For testing purposes. No one exactly knows what these sleds carried, and that’s the problem for anyone with hostile intentions toward the free world. See, the Air Force probably tested what kind of acceleration and deceleration the gear on board this sled could cope with. I firmly believe that this test is part of a much larger army operation called the PGS.
"Prompt Global Strike (PGS) is a United States military effort to develop a system that can deliver a precision-guided conventional weapon airstrike anywhere in the world within one hour." The U.S. can already do something similar to this with its ICBM (intercontinental ballistic missiles), however, sometimes you need something more subtle than a missile. That something may have been hiding on this rocket-powered sleds.
While at that, I have to tell you that sometime before, the U.S. thought of launching satellites that would carry 20-feet long tungsten rods.

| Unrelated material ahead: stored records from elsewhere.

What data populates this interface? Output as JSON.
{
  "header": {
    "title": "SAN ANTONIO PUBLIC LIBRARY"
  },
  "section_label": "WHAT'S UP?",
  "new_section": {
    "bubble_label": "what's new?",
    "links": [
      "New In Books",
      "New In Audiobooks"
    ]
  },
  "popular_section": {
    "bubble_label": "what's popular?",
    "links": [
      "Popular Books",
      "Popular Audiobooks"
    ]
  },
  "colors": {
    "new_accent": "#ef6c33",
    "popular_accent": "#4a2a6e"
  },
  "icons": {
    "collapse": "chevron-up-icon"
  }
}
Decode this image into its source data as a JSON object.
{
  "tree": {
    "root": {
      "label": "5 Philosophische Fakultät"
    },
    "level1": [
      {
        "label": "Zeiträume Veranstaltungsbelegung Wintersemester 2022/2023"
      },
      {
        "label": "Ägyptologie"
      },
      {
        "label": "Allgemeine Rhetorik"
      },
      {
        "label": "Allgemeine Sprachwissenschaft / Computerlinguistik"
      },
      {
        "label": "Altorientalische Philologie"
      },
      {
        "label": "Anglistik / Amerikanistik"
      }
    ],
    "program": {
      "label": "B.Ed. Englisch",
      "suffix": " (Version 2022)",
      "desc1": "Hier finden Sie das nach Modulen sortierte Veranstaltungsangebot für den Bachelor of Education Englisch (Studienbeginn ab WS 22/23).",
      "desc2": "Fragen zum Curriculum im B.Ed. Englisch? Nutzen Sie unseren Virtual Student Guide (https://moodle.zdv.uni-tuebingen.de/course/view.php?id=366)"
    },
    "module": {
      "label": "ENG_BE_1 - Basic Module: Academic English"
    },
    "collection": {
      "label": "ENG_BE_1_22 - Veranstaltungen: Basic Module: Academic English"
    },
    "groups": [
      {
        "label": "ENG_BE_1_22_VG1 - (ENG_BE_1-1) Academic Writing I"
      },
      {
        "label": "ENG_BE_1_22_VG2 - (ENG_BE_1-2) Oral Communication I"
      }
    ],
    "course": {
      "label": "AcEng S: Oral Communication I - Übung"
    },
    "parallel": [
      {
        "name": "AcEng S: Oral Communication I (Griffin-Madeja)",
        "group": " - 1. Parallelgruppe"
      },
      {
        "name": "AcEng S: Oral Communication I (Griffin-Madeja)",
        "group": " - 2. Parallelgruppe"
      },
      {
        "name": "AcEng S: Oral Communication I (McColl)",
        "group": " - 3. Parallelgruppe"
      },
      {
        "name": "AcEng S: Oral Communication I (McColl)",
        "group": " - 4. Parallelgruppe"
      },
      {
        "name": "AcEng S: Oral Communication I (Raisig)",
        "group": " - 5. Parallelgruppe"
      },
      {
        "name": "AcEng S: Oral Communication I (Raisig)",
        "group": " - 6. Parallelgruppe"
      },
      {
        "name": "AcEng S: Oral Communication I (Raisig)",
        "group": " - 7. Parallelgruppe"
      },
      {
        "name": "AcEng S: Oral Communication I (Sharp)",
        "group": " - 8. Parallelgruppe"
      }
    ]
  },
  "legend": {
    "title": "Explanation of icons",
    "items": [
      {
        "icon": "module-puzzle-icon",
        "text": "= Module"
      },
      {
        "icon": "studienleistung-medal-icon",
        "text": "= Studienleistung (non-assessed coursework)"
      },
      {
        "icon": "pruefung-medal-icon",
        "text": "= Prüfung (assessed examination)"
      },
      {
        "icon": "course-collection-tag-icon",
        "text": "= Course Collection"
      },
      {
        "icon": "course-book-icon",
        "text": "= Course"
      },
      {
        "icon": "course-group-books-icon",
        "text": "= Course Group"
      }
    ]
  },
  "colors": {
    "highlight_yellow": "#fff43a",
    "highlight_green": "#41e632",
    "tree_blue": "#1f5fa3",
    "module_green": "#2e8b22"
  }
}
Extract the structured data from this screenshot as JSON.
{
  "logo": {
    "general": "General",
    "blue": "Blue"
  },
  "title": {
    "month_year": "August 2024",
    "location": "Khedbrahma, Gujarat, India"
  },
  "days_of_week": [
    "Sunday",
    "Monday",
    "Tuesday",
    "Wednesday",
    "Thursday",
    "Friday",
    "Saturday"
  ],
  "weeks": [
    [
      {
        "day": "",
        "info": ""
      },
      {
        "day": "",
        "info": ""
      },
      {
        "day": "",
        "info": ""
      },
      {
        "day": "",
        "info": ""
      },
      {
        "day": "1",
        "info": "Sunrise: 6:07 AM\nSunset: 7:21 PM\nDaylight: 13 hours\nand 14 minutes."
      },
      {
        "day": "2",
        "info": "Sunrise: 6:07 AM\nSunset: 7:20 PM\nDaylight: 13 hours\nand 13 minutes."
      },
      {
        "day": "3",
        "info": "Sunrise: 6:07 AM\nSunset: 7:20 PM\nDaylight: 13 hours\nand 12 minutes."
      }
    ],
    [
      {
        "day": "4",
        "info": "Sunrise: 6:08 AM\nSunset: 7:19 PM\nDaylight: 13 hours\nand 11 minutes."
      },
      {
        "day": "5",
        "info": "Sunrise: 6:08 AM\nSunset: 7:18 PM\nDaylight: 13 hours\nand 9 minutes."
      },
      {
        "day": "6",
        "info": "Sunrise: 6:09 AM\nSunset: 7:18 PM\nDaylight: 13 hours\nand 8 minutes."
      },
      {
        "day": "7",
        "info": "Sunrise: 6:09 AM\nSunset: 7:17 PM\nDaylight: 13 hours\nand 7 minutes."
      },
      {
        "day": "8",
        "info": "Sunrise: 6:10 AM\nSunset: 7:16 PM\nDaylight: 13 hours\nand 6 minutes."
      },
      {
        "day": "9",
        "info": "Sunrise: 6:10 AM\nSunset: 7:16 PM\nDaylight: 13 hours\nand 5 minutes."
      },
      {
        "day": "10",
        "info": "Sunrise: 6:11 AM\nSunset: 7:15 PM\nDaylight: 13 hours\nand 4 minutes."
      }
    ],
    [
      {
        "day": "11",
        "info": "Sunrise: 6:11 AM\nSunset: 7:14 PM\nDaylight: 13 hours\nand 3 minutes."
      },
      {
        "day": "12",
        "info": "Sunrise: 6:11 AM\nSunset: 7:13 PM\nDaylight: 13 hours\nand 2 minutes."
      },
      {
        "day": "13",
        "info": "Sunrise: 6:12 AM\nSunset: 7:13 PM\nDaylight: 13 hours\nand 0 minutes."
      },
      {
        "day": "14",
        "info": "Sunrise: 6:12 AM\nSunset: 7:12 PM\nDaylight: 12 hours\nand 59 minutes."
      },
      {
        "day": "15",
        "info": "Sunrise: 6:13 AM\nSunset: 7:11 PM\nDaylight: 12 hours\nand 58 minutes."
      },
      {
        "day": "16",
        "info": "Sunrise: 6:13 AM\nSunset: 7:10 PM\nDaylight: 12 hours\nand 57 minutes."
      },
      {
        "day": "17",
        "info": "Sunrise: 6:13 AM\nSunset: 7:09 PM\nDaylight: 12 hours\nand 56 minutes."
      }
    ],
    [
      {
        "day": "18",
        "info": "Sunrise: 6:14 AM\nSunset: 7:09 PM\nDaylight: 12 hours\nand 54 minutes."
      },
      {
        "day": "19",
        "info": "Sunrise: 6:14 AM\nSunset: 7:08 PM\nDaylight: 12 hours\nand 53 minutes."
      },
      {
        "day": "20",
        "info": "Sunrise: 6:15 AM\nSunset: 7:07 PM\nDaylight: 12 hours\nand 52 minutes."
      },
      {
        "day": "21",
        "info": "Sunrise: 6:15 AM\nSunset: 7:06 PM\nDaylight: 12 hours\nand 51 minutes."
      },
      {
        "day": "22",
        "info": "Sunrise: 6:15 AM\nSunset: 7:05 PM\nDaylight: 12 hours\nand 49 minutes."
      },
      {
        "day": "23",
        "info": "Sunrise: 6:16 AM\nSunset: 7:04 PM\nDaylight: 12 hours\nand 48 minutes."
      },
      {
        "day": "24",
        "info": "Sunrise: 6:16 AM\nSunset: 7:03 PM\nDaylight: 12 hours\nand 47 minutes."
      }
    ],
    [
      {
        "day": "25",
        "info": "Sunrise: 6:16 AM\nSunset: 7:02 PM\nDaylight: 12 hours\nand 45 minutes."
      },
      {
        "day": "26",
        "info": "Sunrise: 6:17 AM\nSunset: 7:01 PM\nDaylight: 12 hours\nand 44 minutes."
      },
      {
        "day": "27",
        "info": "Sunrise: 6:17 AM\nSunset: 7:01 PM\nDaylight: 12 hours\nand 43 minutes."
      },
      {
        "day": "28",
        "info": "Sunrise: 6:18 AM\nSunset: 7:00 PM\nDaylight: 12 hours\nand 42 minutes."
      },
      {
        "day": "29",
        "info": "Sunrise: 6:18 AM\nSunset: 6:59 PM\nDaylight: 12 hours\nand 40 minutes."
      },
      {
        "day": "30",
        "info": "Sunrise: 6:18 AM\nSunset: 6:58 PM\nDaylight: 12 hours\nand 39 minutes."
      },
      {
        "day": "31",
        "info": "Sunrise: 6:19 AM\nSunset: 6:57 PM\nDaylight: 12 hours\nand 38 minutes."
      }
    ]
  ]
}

They would serve for a so-called kinetic bombardment. The satellite would release one rod and let the Earths gravity to the rest of the job. Small thrusters would guide them, but nothing too fancy. The result would be a "global strike capability, with impact speeds of Mach 10."
Whatever the case, the AirForce sleds did prove one thing - the U.S. Air Force is testing something that should be able to sustain temperatures, stress, speeds, and vibrations involved with extreme acceleration and travel at high speeds.
Nevertheless, the video showcased here doesn’t show much. Sleds traveling at Mach 8.6 are too fast for a camera. Even if you slow down the footage to 1/4th of the normal speed, you won’t be able to see anything of consequence. Heck, all of this looks like a sequence from some game set in some future world. On another planet.